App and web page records
====================
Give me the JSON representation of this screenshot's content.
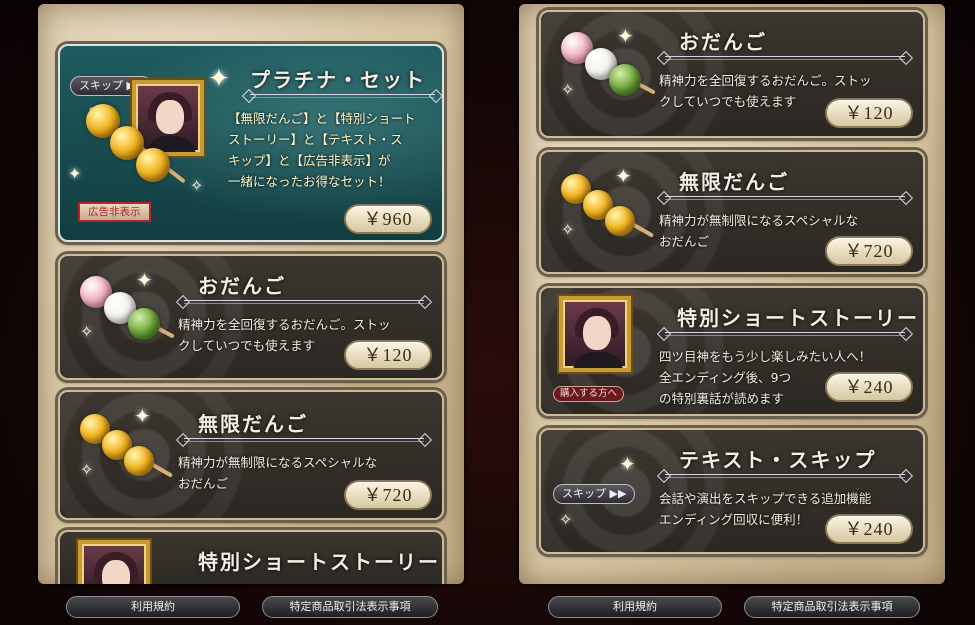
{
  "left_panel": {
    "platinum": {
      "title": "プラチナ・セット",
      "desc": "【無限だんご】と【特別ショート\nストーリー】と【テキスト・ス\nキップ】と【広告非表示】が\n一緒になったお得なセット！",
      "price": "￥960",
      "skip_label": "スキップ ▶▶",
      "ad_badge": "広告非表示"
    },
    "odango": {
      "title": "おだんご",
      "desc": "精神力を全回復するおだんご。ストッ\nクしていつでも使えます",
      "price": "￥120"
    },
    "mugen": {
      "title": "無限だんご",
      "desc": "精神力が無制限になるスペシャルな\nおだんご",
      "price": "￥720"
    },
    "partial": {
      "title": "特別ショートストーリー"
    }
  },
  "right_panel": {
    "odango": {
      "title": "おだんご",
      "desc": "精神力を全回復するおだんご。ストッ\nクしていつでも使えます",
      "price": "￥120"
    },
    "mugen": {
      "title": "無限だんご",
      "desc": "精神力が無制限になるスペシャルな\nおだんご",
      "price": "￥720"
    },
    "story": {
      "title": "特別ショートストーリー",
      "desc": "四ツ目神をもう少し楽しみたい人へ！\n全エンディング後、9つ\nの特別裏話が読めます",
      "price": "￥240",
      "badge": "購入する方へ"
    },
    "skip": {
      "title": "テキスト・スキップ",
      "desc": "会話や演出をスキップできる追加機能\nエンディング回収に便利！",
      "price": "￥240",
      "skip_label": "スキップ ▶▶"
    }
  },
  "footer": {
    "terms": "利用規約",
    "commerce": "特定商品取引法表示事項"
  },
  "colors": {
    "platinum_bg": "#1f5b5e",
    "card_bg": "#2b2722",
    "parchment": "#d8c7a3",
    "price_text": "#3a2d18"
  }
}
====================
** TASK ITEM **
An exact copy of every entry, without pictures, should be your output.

** OUTPUT FOR THIS TASK **
Give me the JSON representation of this screenshot's content.
{
  "left_panel": {
    "platinum": {
      "title": "プラチナ・セット",
      "desc": "【無限だんご】と【特別ショート\nストーリー】と【テキスト・ス\nキップ】と【広告非表示】が\n一緒になったお得なセット！",
      "price": "￥960",
      "skip_label": "スキップ ▶▶",
      "ad_badge": "広告非表示"
    },
    "odango": {
      "title": "おだんご",
      "desc": "精神力を全回復するおだんご。ストッ\nクしていつでも使えます",
      "price": "￥120"
    },
    "mugen": {
      "title": "無限だんご",
      "desc": "精神力が無制限になるスペシャルな\nおだんご",
      "price": "￥720"
    },
    "partial": {
      "title": "特別ショートストーリー"
    }
  },
  "right_panel": {
    "odango": {
      "title": "おだんご",
      "desc": "精神力を全回復するおだんご。ストッ\nクしていつでも使えます",
      "price": "￥120"
    },
    "mugen": {
      "title": "無限だんご",
      "desc": "精神力が無制限になるスペシャルな\nおだんご",
      "price": "￥720"
    },
    "story": {
      "title": "特別ショートストーリー",
      "desc": "四ツ目神をもう少し楽しみたい人へ！\n全エンディング後、9つ\nの特別裏話が読めます",
      "price": "￥240",
      "badge": "購入する方へ"
    },
    "skip": {
      "title": "テキスト・スキップ",
      "desc": "会話や演出をスキップできる追加機能\nエンディング回収に便利！",
      "price": "￥240",
      "skip_label": "スキップ ▶▶"
    }
  },
  "footer": {
    "terms": "利用規約",
    "commerce": "特定商品取引法表示事項"
  },
  "colors": {
    "platinum_bg": "#1f5b5e",
    "card_bg": "#2b2722",
    "parchment": "#d8c7a3",
    "price_text": "#3a2d18"
  }
}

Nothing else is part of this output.